### Prompt
Your output should be the complete listing, word for word, with no pictures in it.

Start of Input data

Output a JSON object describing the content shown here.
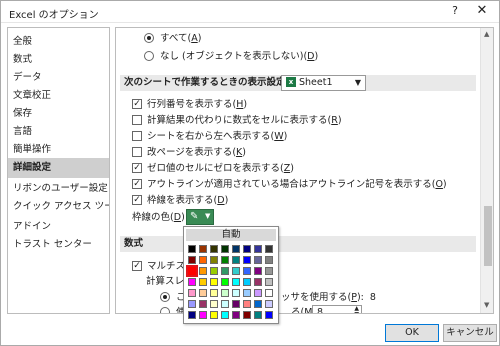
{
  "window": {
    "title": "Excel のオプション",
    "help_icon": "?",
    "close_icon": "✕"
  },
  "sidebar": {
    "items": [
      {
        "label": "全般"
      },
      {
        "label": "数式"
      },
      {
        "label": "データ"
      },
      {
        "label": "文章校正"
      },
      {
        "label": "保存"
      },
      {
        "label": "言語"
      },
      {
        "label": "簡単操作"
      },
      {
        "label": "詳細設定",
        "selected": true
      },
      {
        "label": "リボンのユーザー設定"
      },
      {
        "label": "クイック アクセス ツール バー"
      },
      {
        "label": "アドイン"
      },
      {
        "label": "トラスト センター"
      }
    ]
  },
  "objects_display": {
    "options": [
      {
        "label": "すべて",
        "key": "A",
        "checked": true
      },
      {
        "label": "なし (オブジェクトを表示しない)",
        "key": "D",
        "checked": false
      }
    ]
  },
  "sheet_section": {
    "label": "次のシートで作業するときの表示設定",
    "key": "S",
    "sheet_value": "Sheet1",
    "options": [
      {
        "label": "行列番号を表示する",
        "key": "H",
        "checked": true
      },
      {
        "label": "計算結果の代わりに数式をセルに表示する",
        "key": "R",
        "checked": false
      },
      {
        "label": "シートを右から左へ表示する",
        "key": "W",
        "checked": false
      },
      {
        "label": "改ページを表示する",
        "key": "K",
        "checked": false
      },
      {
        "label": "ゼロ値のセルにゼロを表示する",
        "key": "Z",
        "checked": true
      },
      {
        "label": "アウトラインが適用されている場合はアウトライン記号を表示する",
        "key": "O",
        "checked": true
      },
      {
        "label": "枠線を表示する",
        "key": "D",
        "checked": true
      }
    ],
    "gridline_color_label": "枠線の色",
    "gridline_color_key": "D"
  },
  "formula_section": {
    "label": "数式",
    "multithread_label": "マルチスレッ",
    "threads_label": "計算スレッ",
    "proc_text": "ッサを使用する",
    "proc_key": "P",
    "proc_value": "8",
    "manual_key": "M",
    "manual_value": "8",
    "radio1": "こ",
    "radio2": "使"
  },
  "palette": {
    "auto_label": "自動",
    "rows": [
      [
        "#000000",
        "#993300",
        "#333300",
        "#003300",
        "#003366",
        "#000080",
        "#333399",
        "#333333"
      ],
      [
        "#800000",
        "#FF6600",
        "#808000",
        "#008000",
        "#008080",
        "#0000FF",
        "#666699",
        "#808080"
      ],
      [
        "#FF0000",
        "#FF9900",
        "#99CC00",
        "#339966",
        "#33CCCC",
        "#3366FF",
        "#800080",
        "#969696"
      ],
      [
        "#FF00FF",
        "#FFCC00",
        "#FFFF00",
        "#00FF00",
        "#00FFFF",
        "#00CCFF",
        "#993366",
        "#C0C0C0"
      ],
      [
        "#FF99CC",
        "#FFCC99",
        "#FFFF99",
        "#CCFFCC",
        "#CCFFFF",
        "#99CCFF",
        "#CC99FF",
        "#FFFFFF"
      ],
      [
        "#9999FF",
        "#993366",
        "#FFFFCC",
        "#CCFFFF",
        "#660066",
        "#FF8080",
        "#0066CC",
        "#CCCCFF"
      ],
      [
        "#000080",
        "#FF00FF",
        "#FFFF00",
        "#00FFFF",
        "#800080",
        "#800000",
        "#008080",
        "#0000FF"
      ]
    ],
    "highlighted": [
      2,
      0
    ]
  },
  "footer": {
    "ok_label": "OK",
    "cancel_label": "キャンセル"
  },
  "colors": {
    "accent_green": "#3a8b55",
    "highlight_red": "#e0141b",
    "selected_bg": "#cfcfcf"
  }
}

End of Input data

### Answer to this task
Output a JSON object describing the content shown here.
{
  "window": {
    "title": "Excel のオプション",
    "help_icon": "?",
    "close_icon": "✕"
  },
  "sidebar": {
    "items": [
      {
        "label": "全般"
      },
      {
        "label": "数式"
      },
      {
        "label": "データ"
      },
      {
        "label": "文章校正"
      },
      {
        "label": "保存"
      },
      {
        "label": "言語"
      },
      {
        "label": "簡単操作"
      },
      {
        "label": "詳細設定",
        "selected": true
      },
      {
        "label": "リボンのユーザー設定"
      },
      {
        "label": "クイック アクセス ツール バー"
      },
      {
        "label": "アドイン"
      },
      {
        "label": "トラスト センター"
      }
    ]
  },
  "objects_display": {
    "options": [
      {
        "label": "すべて",
        "key": "A",
        "checked": true
      },
      {
        "label": "なし (オブジェクトを表示しない)",
        "key": "D",
        "checked": false
      }
    ]
  },
  "sheet_section": {
    "label": "次のシートで作業するときの表示設定",
    "key": "S",
    "sheet_value": "Sheet1",
    "options": [
      {
        "label": "行列番号を表示する",
        "key": "H",
        "checked": true
      },
      {
        "label": "計算結果の代わりに数式をセルに表示する",
        "key": "R",
        "checked": false
      },
      {
        "label": "シートを右から左へ表示する",
        "key": "W",
        "checked": false
      },
      {
        "label": "改ページを表示する",
        "key": "K",
        "checked": false
      },
      {
        "label": "ゼロ値のセルにゼロを表示する",
        "key": "Z",
        "checked": true
      },
      {
        "label": "アウトラインが適用されている場合はアウトライン記号を表示する",
        "key": "O",
        "checked": true
      },
      {
        "label": "枠線を表示する",
        "key": "D",
        "checked": true
      }
    ],
    "gridline_color_label": "枠線の色",
    "gridline_color_key": "D"
  },
  "formula_section": {
    "label": "数式",
    "multithread_label": "マルチスレッ",
    "threads_label": "計算スレッ",
    "proc_text": "ッサを使用する",
    "proc_key": "P",
    "proc_value": "8",
    "manual_key": "M",
    "manual_value": "8",
    "radio1": "こ",
    "radio2": "使"
  },
  "palette": {
    "auto_label": "自動",
    "rows": [
      [
        "#000000",
        "#993300",
        "#333300",
        "#003300",
        "#003366",
        "#000080",
        "#333399",
        "#333333"
      ],
      [
        "#800000",
        "#FF6600",
        "#808000",
        "#008000",
        "#008080",
        "#0000FF",
        "#666699",
        "#808080"
      ],
      [
        "#FF0000",
        "#FF9900",
        "#99CC00",
        "#339966",
        "#33CCCC",
        "#3366FF",
        "#800080",
        "#969696"
      ],
      [
        "#FF00FF",
        "#FFCC00",
        "#FFFF00",
        "#00FF00",
        "#00FFFF",
        "#00CCFF",
        "#993366",
        "#C0C0C0"
      ],
      [
        "#FF99CC",
        "#FFCC99",
        "#FFFF99",
        "#CCFFCC",
        "#CCFFFF",
        "#99CCFF",
        "#CC99FF",
        "#FFFFFF"
      ],
      [
        "#9999FF",
        "#993366",
        "#FFFFCC",
        "#CCFFFF",
        "#660066",
        "#FF8080",
        "#0066CC",
        "#CCCCFF"
      ],
      [
        "#000080",
        "#FF00FF",
        "#FFFF00",
        "#00FFFF",
        "#800080",
        "#800000",
        "#008080",
        "#0000FF"
      ]
    ],
    "highlighted": [
      2,
      0
    ]
  },
  "footer": {
    "ok_label": "OK",
    "cancel_label": "キャンセル"
  },
  "colors": {
    "accent_green": "#3a8b55",
    "highlight_red": "#e0141b",
    "selected_bg": "#cfcfcf"
  }
}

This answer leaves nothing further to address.